(Website and app data records)
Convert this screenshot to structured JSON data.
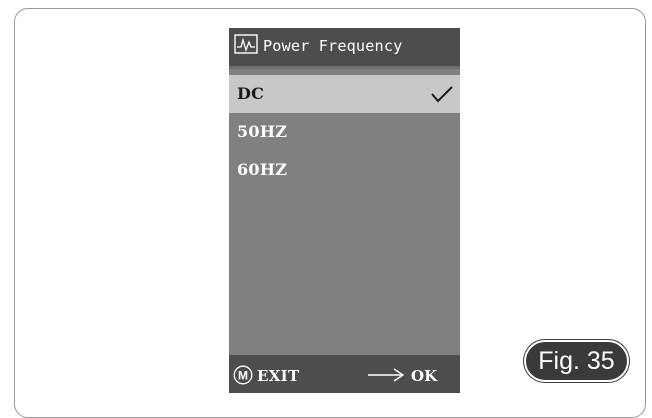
{
  "screen": {
    "title": "Power Frequency",
    "title_icon": "waveform-icon",
    "items": [
      {
        "label": "DC",
        "selected": true
      },
      {
        "label": "50HZ",
        "selected": false
      },
      {
        "label": "60HZ",
        "selected": false
      }
    ],
    "selected_icon": "checkmark-icon",
    "footer": {
      "menu_icon": "m-circle-icon",
      "exit_label": "EXIT",
      "confirm_icon": "right-arrow-icon",
      "ok_label": "OK"
    }
  },
  "figure_label": "Fig. 35",
  "colors": {
    "screen_bg": "#808080",
    "bar_bg": "#4d4d4d",
    "highlight_bg": "#c8c8c8",
    "badge_bg": "#3a3a3a"
  }
}
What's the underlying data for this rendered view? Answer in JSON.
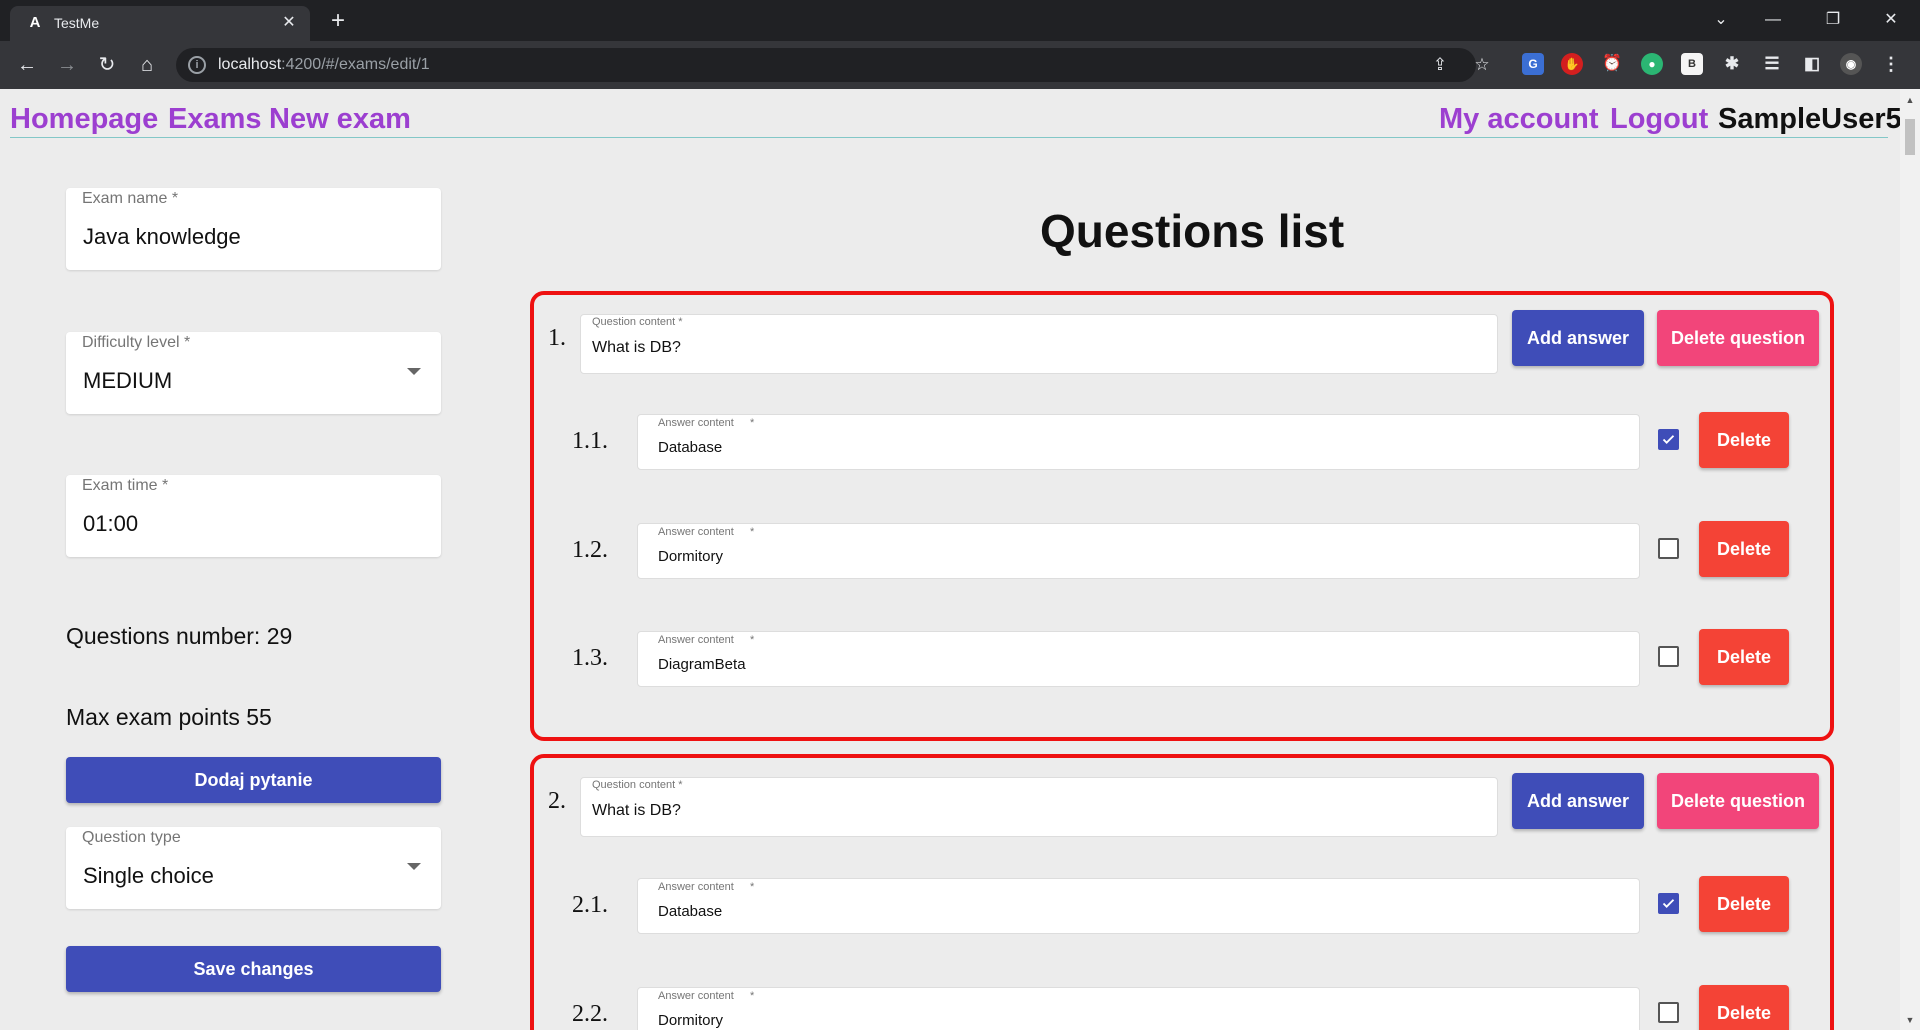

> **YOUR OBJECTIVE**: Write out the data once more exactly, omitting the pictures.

> **RESPONSE TO THIS EXERCISE**:
Convert this screenshot to structured JSON data.
{
  "screen": {
    "title": "Power Frequency",
    "title_icon": "waveform-icon",
    "items": [
      {
        "label": "DC",
        "selected": true
      },
      {
        "label": "50HZ",
        "selected": false
      },
      {
        "label": "60HZ",
        "selected": false
      }
    ],
    "selected_icon": "checkmark-icon",
    "footer": {
      "menu_icon": "m-circle-icon",
      "exit_label": "EXIT",
      "confirm_icon": "right-arrow-icon",
      "ok_label": "OK"
    }
  },
  "figure_label": "Fig. 35",
  "colors": {
    "screen_bg": "#808080",
    "bar_bg": "#4d4d4d",
    "highlight_bg": "#c8c8c8",
    "badge_bg": "#3a3a3a"
  }
}
What's the underlying data for this rendered view? Answer in JSON.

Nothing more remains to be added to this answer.